Prompt: Set the listing down again in full, word for word, with the pictures left out.
#### Supplied data
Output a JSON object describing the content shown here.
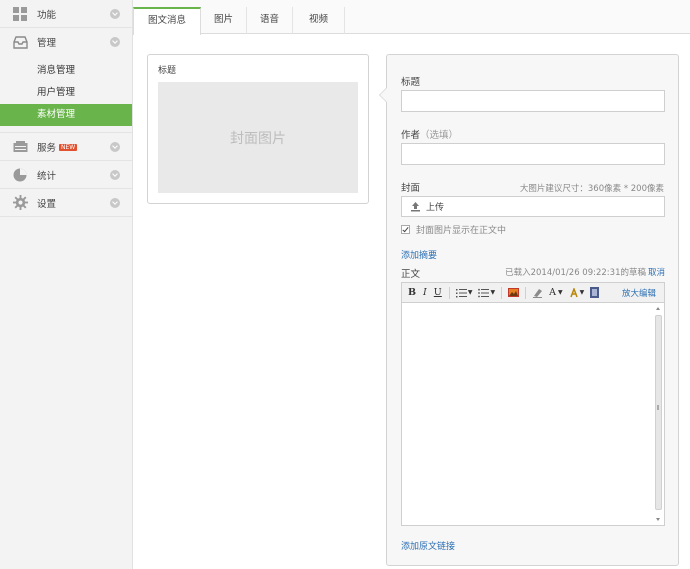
{
  "sidebar": {
    "items": [
      {
        "label": "功能",
        "icon": "grid-icon"
      },
      {
        "label": "管理",
        "icon": "inbox-icon"
      },
      {
        "label": "服务",
        "icon": "service-icon",
        "badge": "NEW"
      },
      {
        "label": "统计",
        "icon": "pie-chart-icon"
      },
      {
        "label": "设置",
        "icon": "gear-icon"
      }
    ],
    "sub_items": [
      "消息管理",
      "用户管理",
      "素材管理"
    ],
    "active_sub": "素材管理"
  },
  "tabs": [
    "图文消息",
    "图片",
    "语音",
    "视频"
  ],
  "active_tab": "图文消息",
  "preview": {
    "title_label": "标题",
    "cover_text": "封面图片"
  },
  "form": {
    "title_label": "标题",
    "author_label": "作者",
    "author_hint": "（选填）",
    "cover_label": "封面",
    "cover_hint": "大图片建议尺寸：360像素 * 200像素",
    "upload_label": "上传",
    "show_cover_label": "封面图片显示在正文中",
    "add_summary": "添加摘要",
    "body_label": "正文",
    "autosave_text": "已载入2014/01/26 09:22:31的草稿",
    "autosave_cancel": "取消",
    "toolbar_bold": "B",
    "toolbar_italic": "I",
    "toolbar_underline": "U",
    "toolbar_font": "A",
    "toolbar_fullscreen": "放大编辑",
    "add_source": "添加原文链接"
  },
  "colors": {
    "accent": "#6ab44c",
    "link": "#2c6fb3",
    "badge": "#e2502d"
  }
}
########
Answer area:
Output a JSON object describing the content shown here.
{
  "sidebar": {
    "items": [
      {
        "label": "功能",
        "icon": "grid-icon"
      },
      {
        "label": "管理",
        "icon": "inbox-icon"
      },
      {
        "label": "服务",
        "icon": "service-icon",
        "badge": "NEW"
      },
      {
        "label": "统计",
        "icon": "pie-chart-icon"
      },
      {
        "label": "设置",
        "icon": "gear-icon"
      }
    ],
    "sub_items": [
      "消息管理",
      "用户管理",
      "素材管理"
    ],
    "active_sub": "素材管理"
  },
  "tabs": [
    "图文消息",
    "图片",
    "语音",
    "视频"
  ],
  "active_tab": "图文消息",
  "preview": {
    "title_label": "标题",
    "cover_text": "封面图片"
  },
  "form": {
    "title_label": "标题",
    "author_label": "作者",
    "author_hint": "（选填）",
    "cover_label": "封面",
    "cover_hint": "大图片建议尺寸：360像素 * 200像素",
    "upload_label": "上传",
    "show_cover_label": "封面图片显示在正文中",
    "add_summary": "添加摘要",
    "body_label": "正文",
    "autosave_text": "已载入2014/01/26 09:22:31的草稿",
    "autosave_cancel": "取消",
    "toolbar_bold": "B",
    "toolbar_italic": "I",
    "toolbar_underline": "U",
    "toolbar_font": "A",
    "toolbar_fullscreen": "放大编辑",
    "add_source": "添加原文链接"
  },
  "colors": {
    "accent": "#6ab44c",
    "link": "#2c6fb3",
    "badge": "#e2502d"
  }
}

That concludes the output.